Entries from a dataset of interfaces
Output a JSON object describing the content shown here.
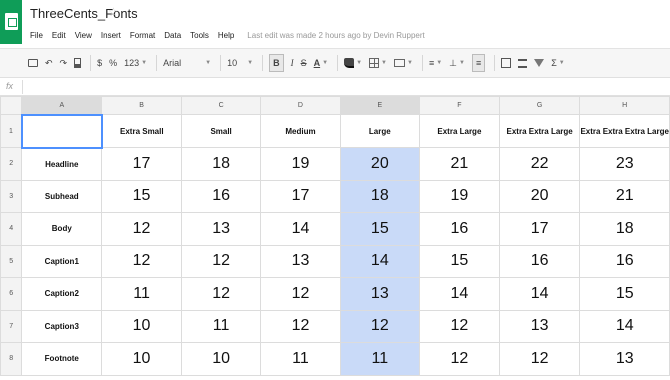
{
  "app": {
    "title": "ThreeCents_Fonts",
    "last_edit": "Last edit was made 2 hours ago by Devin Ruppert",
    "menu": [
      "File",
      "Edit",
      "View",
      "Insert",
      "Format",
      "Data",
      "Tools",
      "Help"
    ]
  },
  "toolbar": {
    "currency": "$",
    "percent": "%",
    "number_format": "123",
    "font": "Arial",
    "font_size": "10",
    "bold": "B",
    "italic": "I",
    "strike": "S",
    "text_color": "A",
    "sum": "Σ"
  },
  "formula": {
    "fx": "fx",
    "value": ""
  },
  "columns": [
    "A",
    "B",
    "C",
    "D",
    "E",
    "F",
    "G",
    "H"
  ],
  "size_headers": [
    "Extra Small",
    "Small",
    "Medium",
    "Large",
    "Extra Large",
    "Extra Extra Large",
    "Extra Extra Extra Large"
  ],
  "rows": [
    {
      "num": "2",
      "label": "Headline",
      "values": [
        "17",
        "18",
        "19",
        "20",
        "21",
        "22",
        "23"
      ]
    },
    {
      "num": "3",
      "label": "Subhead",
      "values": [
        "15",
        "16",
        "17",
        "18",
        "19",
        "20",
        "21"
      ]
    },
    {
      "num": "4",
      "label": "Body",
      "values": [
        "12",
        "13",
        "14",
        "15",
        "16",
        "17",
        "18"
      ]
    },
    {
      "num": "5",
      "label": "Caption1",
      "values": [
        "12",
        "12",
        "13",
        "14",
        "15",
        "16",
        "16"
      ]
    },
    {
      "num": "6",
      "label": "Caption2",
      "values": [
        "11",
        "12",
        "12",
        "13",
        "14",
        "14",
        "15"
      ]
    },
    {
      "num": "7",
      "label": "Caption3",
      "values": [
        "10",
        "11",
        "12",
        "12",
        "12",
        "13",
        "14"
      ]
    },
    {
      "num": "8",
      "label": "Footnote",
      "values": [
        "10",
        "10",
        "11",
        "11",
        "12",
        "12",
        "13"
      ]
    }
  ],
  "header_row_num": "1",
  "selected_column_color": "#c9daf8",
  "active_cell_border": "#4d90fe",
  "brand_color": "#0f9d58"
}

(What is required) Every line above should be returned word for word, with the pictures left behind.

(Result)
Output a JSON object describing the content shown here.
{
  "app": {
    "title": "ThreeCents_Fonts",
    "last_edit": "Last edit was made 2 hours ago by Devin Ruppert",
    "menu": [
      "File",
      "Edit",
      "View",
      "Insert",
      "Format",
      "Data",
      "Tools",
      "Help"
    ]
  },
  "toolbar": {
    "currency": "$",
    "percent": "%",
    "number_format": "123",
    "font": "Arial",
    "font_size": "10",
    "bold": "B",
    "italic": "I",
    "strike": "S",
    "text_color": "A",
    "sum": "Σ"
  },
  "formula": {
    "fx": "fx",
    "value": ""
  },
  "columns": [
    "A",
    "B",
    "C",
    "D",
    "E",
    "F",
    "G",
    "H"
  ],
  "size_headers": [
    "Extra Small",
    "Small",
    "Medium",
    "Large",
    "Extra Large",
    "Extra Extra Large",
    "Extra Extra Extra Large"
  ],
  "rows": [
    {
      "num": "2",
      "label": "Headline",
      "values": [
        "17",
        "18",
        "19",
        "20",
        "21",
        "22",
        "23"
      ]
    },
    {
      "num": "3",
      "label": "Subhead",
      "values": [
        "15",
        "16",
        "17",
        "18",
        "19",
        "20",
        "21"
      ]
    },
    {
      "num": "4",
      "label": "Body",
      "values": [
        "12",
        "13",
        "14",
        "15",
        "16",
        "17",
        "18"
      ]
    },
    {
      "num": "5",
      "label": "Caption1",
      "values": [
        "12",
        "12",
        "13",
        "14",
        "15",
        "16",
        "16"
      ]
    },
    {
      "num": "6",
      "label": "Caption2",
      "values": [
        "11",
        "12",
        "12",
        "13",
        "14",
        "14",
        "15"
      ]
    },
    {
      "num": "7",
      "label": "Caption3",
      "values": [
        "10",
        "11",
        "12",
        "12",
        "12",
        "13",
        "14"
      ]
    },
    {
      "num": "8",
      "label": "Footnote",
      "values": [
        "10",
        "10",
        "11",
        "11",
        "12",
        "12",
        "13"
      ]
    }
  ],
  "header_row_num": "1",
  "selected_column_color": "#c9daf8",
  "active_cell_border": "#4d90fe",
  "brand_color": "#0f9d58"
}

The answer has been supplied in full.